NEW: Subscribe to Hacking with Swift+ and accelerate your learning! >>

How to search your app’s Spotlight index

Swift version: 5.2

Paul Hudson    @twostraws   

If you choose to index your app’s content using Spotlight (and you should), you can then use more Core Spotlight code to search your own index from inside your app.

All the work is done using the CSSearchQuery class, which works asynchronously. You need to give it two closures to work with: one to call when it finds a matching item (which should append the item to a results array), and one to call when the search finishes, at which point you should update your UI with the search results.

CSSearchQuery works similarly to Core Data – it even has the same approach to specifying search criteria. In this example we’re going to search for "contentDescription == \"*\(text)*\"c", which means “find things that have a contentDescription value equal to any text, followed by our search text, then any text, using case-insensitive matching.

There are a few more things you need to know before I show you the code:

  1. Running a CSSearchQuery returns CSSearchableItem items, so we need to an array to store that data type.
  2. We’ll be taking advantage of closure capturing to share that array between the “found items” closure and the “search is finished” handler.
  3. Your closures can be called on any thread, so as you usually manipulate the UI when the search finishes you should push that work to the main thread.
  4. You need to explicitly call start() on the search to make it begin.
  5. In case a user types really fast, we want to a way to cancel the existing search before starting a new one. To make that happen, it’s a good idea to store the CSSearchQuery object as a property in the class, then call cancel() on it before searching.

To try out the code below, add import CoreSpotlight to a view controller’s class, then give it a CSSearchQuery? property called searchQuery.

Now add this method:

func runSearch(text: String) {
    var allItems = [CSSearchableItem]()


    let queryString = "contentDescription == \"*\(text)*\"c"
    searchQuery = CSSearchQuery(queryString: queryString, attributes: nil)

    searchQuery?.foundItemsHandler = { items in
        allItems.append(contentsOf: items)

    searchQuery?.completionHandler = { error in
        DispatchQueue.main.async { [unowned self] in
            self.updateUI(matches: allItems)


You’ll need to implement updateUI() to do something with your search results, such as updating a table view.

Hacking with Swift is sponsored by Instabug

SPONSORED Are you tired of wasting time debugging your Swift app? Instabug’s SDK is here to help you minimize debugging time by providing you with complete device details, network logs, and reproduction steps with every bug report. All data is attached automatically, and it only takes a line of code to setup. Start your free trial now and get 3 months off exclusively for the Hacking with Swift Community.

Start your free trial!
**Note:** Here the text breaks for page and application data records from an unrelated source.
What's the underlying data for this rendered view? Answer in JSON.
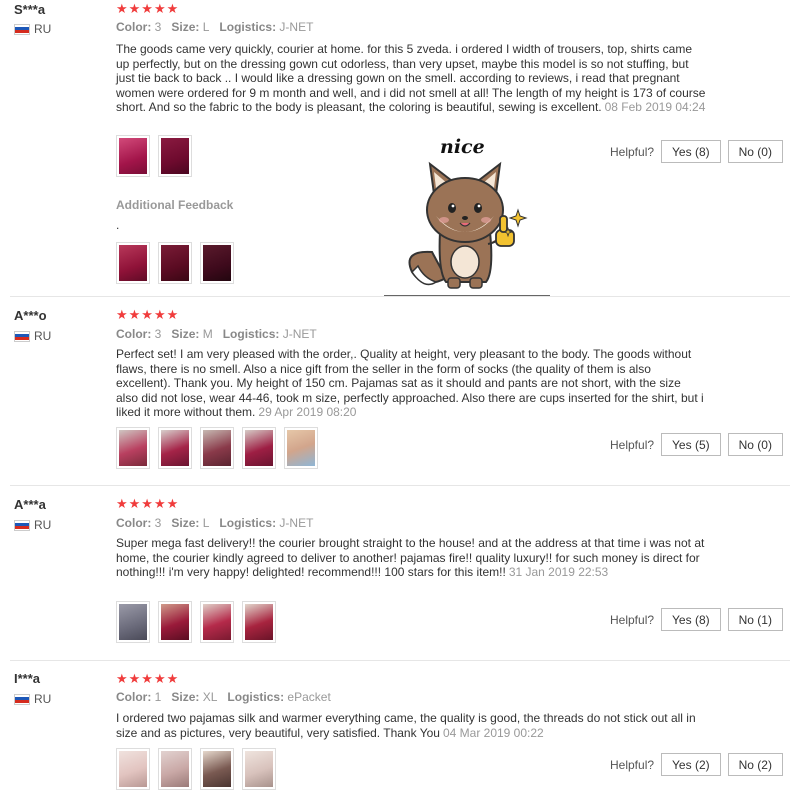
{
  "reviews": [
    {
      "user": "S***a",
      "country": "RU",
      "stars": "★★★★★",
      "color_label": "Color:",
      "color_value": "3",
      "size_label": "Size:",
      "size_value": "L",
      "logistics_label": "Logistics:",
      "logistics_value": "J-NET",
      "text": "The goods came very quickly, courier at home. for this 5 zveda. i ordered I width of trousers, top, shirts came up perfectly, but on the dressing gown cut odorless, than very upset, maybe this model is so not stuffing, but just tie back to back .. I would like a dressing gown on the smell. according to reviews, i read that pregnant women were ordered for 9 m month and well, and i did not smell at all! The length of my height is 173 of course short. And so the fabric to the body is pleasant, the coloring is beautiful, sewing is excellent.",
      "date": "08 Feb 2019 04:24",
      "thumb_colors": [
        "#a3154a",
        "#6e0a2e"
      ],
      "helpful_label": "Helpful?",
      "yes_label": "Yes (8)",
      "no_label": "No (0)",
      "additional_label": "Additional Feedback",
      "additional_text": ".",
      "additional_thumb_colors": [
        "#8f1238",
        "#5a0b22",
        "#3e0a1c"
      ]
    },
    {
      "user": "A***o",
      "country": "RU",
      "stars": "★★★★★",
      "color_label": "Color:",
      "color_value": "3",
      "size_label": "Size:",
      "size_value": "M",
      "logistics_label": "Logistics:",
      "logistics_value": "J-NET",
      "text": "Perfect set! I am very pleased with the order,. Quality at height, very pleasant to the body. The goods without flaws, there is no smell. Also a nice gift from the seller in the form of socks (the quality of them is also excellent). Thank you. My height of 150 cm. Pajamas sat as it should and pants are not short, with the size also did not lose, wear 44-46, took m size, perfectly approached. Also there are cups inserted for the shirt, but i liked it more without them.",
      "date": "29 Apr 2019 08:20",
      "thumb_colors": [
        "#b94060",
        "#a52448",
        "#8a3a4a",
        "#9e1f44",
        "#d2a58c"
      ],
      "helpful_label": "Helpful?",
      "yes_label": "Yes (5)",
      "no_label": "No (0)"
    },
    {
      "user": "A***a",
      "country": "RU",
      "stars": "★★★★★",
      "color_label": "Color:",
      "color_value": "3",
      "size_label": "Size:",
      "size_value": "L",
      "logistics_label": "Logistics:",
      "logistics_value": "J-NET",
      "text": "Super mega fast delivery!! the courier brought straight to the house! and at the address at that time i was not at home, the courier kindly agreed to deliver to another! pajamas fire!! quality luxury!! for such money is direct for nothing!!! i'm very happy! delighted! recommend!!! 100 stars for this item!!",
      "date": "31 Jan 2019 22:53",
      "thumb_colors": [
        "#6a6a7a",
        "#9a1a3a",
        "#b52a4a",
        "#a8243f"
      ],
      "helpful_label": "Helpful?",
      "yes_label": "Yes (8)",
      "no_label": "No (1)"
    },
    {
      "user": "I***a",
      "country": "RU",
      "stars": "★★★★★",
      "color_label": "Color:",
      "color_value": "1",
      "size_label": "Size:",
      "size_value": "XL",
      "logistics_label": "Logistics:",
      "logistics_value": "ePacket",
      "text": "I ordered two pajamas silk and warmer everything came, the quality is good, the threads do not stick out all in size and as pictures, very beautiful, very satisfied. Thank You",
      "date": "04 Mar 2019 00:22",
      "thumb_colors": [
        "#e2c4c0",
        "#c9a8a6",
        "#7a5a52",
        "#d8c2bc"
      ],
      "helpful_label": "Helpful?",
      "yes_label": "Yes (2)",
      "no_label": "No (2)"
    }
  ],
  "sticker": {
    "text": "nice",
    "icon": "fox-thumbs-up-icon",
    "fur_color": "#9b7356",
    "glove_color": "#f2c230"
  }
}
Sponsor Hacking with Swift and reach the world's largest Swift community!

Available from iOS 10.0 – learn more in my book Advanced iOS: Volume One
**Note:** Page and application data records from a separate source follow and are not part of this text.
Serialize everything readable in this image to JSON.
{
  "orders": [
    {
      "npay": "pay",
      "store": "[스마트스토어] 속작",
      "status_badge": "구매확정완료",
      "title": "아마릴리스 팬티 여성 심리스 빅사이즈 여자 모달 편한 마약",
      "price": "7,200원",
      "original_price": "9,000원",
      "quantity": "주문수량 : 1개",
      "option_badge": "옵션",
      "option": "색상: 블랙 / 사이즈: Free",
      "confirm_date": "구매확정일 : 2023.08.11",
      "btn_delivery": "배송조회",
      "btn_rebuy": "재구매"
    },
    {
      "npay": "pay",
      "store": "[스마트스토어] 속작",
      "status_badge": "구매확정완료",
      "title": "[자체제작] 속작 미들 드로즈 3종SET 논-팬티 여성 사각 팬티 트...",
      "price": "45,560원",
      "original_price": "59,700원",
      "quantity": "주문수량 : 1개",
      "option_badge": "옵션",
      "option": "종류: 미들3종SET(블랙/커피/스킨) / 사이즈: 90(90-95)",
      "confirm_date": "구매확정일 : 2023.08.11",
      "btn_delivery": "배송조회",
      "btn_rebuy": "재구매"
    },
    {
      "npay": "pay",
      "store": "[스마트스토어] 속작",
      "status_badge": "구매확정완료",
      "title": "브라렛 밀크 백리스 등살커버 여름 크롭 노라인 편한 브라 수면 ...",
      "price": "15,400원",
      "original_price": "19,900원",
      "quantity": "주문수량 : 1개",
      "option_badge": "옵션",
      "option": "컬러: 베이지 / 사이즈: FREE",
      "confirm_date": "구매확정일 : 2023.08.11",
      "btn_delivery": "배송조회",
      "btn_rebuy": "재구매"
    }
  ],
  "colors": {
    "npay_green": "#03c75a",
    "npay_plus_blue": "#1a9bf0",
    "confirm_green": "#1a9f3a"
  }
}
Similar solutions…

About the Swift Knowledge Base

This is part of the Swift Knowledge Base, a free, searchable collection of solutions for common iOS questions.

Buy Pro Swift Buy Swift Design Patterns Buy Testing Swift Buy Hacking with iOS Buy Swift Coding Challenges Buy Swift on Sundays Volume One Buy Server-Side Swift (Vapor Edition) Buy Advanced iOS Volume One Buy Advanced iOS Volume Two Buy Advanced iOS Volume Three Buy Hacking with watchOS Buy Hacking with tvOS Buy Hacking with macOS Buy Dive Into SpriteKit Buy Swift in Sixty Seconds Buy Objective-C for Swift Developers Buy Server-Side Swift (Kitura Edition) Buy Beyond Code

Was this page useful? Let us know!

Link copied to your pasteboard.